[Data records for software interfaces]
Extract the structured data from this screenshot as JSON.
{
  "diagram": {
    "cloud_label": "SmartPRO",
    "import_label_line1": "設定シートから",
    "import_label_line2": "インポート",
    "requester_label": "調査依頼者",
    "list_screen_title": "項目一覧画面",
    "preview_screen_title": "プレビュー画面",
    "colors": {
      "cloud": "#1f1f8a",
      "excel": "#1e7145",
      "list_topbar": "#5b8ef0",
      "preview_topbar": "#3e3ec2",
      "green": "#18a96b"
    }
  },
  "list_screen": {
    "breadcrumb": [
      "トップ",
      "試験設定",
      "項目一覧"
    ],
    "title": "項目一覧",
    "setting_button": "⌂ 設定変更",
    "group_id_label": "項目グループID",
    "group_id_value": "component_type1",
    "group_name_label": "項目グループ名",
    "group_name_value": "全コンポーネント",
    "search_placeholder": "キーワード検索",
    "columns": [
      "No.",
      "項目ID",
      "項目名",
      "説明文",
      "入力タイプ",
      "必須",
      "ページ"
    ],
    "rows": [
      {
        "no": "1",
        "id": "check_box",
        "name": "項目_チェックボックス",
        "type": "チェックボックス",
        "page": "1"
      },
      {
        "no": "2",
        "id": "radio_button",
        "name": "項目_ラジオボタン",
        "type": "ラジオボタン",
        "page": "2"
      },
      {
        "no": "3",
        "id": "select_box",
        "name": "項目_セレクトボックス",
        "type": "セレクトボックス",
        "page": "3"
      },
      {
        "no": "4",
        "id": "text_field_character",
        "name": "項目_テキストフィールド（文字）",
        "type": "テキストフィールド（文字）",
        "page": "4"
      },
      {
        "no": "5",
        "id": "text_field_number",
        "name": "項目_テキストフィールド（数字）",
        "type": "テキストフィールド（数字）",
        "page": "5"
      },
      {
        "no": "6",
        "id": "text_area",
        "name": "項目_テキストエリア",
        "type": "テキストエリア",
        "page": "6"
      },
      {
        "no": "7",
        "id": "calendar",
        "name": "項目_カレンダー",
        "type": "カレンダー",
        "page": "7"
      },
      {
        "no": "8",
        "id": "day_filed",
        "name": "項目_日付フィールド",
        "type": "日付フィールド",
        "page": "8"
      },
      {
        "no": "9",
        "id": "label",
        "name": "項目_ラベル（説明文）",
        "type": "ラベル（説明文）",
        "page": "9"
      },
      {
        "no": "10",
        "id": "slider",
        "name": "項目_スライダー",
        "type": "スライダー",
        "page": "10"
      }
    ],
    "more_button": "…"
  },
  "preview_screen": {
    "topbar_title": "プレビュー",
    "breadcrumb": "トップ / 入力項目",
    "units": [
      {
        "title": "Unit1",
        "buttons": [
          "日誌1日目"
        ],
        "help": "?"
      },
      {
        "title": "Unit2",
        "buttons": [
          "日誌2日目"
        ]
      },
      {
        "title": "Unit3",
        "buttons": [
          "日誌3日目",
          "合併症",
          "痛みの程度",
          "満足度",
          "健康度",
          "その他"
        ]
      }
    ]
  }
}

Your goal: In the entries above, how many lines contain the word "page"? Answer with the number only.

Solved problem: 10